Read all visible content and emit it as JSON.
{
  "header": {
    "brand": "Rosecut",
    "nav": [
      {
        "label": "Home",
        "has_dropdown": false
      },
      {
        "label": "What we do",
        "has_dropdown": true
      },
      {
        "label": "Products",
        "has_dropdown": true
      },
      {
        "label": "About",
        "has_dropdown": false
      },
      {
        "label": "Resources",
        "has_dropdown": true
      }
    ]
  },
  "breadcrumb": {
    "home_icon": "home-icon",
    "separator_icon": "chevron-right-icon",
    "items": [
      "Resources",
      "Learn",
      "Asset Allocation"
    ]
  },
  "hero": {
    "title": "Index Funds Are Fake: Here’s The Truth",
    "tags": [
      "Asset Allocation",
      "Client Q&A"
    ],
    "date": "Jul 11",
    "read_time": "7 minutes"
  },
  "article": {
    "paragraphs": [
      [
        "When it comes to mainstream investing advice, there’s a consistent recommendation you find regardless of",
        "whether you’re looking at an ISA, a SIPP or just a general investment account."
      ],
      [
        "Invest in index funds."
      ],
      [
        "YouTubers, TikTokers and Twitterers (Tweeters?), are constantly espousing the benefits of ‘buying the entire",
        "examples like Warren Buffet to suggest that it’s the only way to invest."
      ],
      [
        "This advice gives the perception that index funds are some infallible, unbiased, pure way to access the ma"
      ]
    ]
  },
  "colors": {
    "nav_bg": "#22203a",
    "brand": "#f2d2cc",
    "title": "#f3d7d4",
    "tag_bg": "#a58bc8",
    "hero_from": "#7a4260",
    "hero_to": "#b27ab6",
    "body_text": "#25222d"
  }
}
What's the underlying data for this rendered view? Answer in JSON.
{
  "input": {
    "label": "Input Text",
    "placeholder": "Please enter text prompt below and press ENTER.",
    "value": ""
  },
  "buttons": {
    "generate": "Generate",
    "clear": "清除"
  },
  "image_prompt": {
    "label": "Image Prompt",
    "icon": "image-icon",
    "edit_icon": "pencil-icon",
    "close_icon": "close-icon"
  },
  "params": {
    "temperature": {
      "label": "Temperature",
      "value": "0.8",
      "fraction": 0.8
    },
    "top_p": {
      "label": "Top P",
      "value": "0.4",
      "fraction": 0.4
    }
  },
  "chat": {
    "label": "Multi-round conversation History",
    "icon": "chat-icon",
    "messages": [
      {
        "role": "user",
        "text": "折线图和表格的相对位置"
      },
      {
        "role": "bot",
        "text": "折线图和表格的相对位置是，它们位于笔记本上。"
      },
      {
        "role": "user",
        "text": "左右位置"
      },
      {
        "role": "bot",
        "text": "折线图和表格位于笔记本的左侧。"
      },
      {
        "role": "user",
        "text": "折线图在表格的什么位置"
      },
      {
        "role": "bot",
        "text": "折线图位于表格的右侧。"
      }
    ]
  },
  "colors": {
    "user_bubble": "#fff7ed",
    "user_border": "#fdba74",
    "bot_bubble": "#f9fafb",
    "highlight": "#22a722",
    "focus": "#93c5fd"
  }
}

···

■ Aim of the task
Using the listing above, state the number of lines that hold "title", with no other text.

■ Answer space
2